Comment: Re:I can't imagine the Tesla ever being "affordabl (Score 1) 257

by burtosis (#49082675) Attached to: Tesla Factory Racing To Retool For New Models
Those are some valid points. I really hope the giant battery factory in the works brings down the price on all lithium batteries. However, even economy electric cars have 10k usd battery packs - for the low end cars it's a major percentage of the vehicle. Additionally while you may not 'need' one your already low end range will be reduced by a significant amount. It's pretty amazing they get nearly the same technology that lasts 3-5 years in a phone or laptop and extend it to 8 but honestly it's pretty likely people will abandon perfectly good older economy electrics due to the massive battery replacement costs.
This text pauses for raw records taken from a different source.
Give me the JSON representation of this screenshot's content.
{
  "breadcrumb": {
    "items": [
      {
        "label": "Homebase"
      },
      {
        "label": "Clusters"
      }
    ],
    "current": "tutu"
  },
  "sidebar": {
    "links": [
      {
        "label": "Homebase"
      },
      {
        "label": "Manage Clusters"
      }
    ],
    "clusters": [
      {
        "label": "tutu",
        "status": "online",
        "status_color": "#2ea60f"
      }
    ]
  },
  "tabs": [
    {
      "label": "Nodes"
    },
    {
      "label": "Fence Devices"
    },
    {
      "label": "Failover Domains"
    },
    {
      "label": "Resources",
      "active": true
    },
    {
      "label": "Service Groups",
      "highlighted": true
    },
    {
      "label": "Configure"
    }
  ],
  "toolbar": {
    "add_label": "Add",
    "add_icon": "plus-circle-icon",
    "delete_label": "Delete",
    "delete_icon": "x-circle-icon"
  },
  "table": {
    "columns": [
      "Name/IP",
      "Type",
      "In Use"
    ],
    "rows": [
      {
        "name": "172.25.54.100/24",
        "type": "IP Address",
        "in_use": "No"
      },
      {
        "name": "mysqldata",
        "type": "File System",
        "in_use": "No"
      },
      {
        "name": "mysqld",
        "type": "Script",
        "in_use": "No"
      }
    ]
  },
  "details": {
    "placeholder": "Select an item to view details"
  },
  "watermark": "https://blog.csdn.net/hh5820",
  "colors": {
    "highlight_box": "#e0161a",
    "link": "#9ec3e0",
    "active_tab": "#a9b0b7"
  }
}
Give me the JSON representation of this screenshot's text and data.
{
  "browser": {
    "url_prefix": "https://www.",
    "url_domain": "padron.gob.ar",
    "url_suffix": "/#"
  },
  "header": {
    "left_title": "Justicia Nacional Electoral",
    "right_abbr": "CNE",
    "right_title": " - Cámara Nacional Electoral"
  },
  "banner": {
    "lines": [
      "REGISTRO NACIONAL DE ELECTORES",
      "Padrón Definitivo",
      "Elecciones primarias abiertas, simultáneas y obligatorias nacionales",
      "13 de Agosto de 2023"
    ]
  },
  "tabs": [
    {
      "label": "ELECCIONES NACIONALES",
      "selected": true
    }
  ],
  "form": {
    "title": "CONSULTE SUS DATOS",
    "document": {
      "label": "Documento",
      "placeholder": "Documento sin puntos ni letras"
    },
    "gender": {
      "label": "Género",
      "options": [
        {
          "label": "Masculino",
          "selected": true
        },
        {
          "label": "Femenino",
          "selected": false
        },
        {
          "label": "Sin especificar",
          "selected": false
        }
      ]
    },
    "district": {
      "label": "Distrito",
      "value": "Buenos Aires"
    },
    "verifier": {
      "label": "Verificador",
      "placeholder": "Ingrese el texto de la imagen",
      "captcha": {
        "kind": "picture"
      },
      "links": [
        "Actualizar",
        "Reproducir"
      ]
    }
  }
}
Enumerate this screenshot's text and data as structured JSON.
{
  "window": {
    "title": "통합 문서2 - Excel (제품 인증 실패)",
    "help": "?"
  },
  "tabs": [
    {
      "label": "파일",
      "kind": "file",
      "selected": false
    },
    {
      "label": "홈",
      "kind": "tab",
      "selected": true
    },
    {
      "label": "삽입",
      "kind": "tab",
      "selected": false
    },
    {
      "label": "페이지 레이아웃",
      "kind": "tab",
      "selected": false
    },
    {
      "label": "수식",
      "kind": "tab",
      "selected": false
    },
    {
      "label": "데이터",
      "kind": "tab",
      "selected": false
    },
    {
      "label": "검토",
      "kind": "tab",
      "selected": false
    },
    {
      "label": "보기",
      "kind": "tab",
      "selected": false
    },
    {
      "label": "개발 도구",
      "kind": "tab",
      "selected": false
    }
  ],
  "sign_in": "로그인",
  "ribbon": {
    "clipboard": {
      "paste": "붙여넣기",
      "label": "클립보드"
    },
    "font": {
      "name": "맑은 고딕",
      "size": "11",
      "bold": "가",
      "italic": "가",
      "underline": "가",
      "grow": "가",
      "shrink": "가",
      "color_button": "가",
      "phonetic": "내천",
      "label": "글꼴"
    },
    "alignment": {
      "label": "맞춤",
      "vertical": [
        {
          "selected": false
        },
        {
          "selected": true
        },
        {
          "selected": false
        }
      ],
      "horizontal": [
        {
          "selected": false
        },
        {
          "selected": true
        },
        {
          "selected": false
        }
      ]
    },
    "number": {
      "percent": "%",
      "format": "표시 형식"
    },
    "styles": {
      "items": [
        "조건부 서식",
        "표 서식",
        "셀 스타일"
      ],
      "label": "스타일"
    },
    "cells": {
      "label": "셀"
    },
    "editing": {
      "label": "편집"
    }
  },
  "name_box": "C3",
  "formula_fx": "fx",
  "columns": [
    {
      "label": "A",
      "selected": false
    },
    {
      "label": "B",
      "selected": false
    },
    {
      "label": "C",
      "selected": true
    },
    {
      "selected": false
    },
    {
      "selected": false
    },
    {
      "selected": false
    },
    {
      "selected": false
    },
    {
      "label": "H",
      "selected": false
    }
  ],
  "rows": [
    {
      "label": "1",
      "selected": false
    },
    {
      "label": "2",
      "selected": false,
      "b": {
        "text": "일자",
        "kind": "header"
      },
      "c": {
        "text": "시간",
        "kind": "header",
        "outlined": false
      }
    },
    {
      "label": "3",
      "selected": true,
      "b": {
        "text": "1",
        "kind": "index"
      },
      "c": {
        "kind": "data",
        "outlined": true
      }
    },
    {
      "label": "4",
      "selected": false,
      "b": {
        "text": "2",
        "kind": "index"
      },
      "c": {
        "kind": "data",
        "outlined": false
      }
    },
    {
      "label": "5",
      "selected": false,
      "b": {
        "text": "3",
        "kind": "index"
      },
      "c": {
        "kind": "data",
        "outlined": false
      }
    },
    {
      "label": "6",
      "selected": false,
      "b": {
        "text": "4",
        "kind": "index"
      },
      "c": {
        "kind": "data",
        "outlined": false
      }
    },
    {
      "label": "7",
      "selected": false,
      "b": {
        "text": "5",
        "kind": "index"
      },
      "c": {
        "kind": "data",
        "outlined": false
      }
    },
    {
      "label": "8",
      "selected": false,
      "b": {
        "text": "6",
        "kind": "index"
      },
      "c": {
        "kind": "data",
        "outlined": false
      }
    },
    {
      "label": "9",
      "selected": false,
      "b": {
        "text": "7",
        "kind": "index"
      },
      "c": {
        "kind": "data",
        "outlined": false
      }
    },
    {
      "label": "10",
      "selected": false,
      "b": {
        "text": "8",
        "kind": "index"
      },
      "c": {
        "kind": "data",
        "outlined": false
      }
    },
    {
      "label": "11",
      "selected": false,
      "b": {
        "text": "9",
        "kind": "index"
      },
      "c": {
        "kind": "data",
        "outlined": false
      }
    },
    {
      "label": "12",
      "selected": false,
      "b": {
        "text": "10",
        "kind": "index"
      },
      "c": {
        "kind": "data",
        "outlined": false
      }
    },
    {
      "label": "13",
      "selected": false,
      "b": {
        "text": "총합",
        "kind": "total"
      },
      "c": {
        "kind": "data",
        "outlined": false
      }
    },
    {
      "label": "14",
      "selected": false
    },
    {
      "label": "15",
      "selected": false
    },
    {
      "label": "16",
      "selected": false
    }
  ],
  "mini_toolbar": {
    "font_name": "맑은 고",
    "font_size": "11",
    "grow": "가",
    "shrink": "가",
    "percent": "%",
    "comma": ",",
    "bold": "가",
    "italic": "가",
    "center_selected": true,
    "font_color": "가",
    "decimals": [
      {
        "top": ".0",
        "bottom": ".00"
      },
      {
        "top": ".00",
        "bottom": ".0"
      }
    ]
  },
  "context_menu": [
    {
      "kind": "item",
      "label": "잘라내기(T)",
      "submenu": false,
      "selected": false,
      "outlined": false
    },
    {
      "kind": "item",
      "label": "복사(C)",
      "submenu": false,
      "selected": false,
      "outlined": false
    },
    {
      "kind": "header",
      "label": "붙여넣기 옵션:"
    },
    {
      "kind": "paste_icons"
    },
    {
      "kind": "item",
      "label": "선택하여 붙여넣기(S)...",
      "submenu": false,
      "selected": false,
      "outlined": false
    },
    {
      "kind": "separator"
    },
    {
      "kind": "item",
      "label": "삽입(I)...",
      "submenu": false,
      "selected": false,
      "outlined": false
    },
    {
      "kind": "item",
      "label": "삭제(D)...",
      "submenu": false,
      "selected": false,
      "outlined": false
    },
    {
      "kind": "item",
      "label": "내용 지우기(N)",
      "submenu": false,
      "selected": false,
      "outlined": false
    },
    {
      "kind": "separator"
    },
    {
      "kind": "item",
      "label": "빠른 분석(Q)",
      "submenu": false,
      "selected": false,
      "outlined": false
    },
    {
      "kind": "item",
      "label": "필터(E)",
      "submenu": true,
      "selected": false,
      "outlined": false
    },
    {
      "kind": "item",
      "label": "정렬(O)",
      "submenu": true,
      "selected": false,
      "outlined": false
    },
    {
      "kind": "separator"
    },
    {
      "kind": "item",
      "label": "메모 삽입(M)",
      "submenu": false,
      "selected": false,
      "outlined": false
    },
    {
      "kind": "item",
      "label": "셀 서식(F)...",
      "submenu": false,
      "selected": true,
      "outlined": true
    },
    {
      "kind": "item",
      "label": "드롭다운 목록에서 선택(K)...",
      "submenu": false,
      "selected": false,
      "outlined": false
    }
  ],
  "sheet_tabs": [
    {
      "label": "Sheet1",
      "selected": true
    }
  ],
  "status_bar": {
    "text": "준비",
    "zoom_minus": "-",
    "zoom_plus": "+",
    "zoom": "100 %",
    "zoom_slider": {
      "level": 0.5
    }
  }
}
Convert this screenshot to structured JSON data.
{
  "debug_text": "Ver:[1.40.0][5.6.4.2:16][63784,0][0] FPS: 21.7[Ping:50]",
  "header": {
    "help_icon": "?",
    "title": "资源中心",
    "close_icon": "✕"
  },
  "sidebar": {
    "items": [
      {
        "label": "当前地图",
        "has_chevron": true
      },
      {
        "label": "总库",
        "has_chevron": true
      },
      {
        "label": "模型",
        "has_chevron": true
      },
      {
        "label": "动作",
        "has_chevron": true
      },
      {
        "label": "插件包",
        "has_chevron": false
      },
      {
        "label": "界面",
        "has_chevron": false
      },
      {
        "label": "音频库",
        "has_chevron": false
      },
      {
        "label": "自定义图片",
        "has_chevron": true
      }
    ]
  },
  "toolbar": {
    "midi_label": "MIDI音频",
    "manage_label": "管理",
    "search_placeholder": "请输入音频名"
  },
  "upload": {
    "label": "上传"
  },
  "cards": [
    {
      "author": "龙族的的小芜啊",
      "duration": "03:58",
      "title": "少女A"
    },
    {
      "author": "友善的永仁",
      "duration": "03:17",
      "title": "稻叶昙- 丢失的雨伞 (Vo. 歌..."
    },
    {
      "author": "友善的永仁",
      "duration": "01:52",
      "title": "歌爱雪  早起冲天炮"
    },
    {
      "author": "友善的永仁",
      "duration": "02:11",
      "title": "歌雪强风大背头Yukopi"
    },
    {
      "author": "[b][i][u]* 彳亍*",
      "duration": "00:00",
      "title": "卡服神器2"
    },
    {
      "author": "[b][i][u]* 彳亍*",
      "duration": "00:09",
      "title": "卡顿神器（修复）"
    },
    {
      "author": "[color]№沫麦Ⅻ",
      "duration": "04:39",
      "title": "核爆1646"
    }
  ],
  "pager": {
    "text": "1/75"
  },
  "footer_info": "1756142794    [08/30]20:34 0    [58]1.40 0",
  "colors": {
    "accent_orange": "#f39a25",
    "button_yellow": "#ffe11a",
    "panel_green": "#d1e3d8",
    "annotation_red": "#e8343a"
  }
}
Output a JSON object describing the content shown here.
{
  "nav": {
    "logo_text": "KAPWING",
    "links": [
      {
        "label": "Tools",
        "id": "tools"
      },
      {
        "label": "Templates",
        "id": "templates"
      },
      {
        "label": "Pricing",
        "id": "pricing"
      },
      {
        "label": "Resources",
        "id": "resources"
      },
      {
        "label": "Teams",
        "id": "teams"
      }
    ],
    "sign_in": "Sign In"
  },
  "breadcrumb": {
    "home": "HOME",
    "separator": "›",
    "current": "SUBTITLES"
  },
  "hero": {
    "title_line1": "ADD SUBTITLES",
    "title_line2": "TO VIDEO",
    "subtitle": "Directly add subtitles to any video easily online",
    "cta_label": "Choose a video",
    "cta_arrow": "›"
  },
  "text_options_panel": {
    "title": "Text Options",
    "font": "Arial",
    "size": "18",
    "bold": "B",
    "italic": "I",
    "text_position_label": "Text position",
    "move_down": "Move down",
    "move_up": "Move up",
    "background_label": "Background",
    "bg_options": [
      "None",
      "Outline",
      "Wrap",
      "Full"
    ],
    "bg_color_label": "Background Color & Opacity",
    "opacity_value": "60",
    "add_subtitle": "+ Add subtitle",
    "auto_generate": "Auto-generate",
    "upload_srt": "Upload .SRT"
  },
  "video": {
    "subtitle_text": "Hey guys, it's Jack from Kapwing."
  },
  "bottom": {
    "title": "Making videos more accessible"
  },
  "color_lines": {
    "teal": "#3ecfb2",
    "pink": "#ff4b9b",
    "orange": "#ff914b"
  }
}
Comment: Re:Shrinking Horizon (Score 1) 182

by burtosis (#49082631) Attached to: Theory of Information Could Resolve One of the Great Paradoxes of Cosmology
Not at all. You Are about a hundred billion years premature. Right now dark energy is having a negligible effect, only just now accelerating the expansion noticably in recent cosmological time. the main effect is the hypothetical light cone from the Big Bang to the present - nearly the same as the last scattering neutrino surface. The visible universe (visible light after reionizarion) is not 'expanding' but previously disconnected locations in space time (last connected only during inflation) are coming into view at light speed. Thus each second we can see farther. At this point in time it has almost zero to do with any expansion or space injection. It's something that is mis-represented to the masses and is a common mis conception. As an example your own two eyes see different 'observable' universes - each can 'see' a few inches beyond the others visible universe.

Suburbia is where the developer bulldozes out the trees, then names the streets after them. -- Bill Vaughn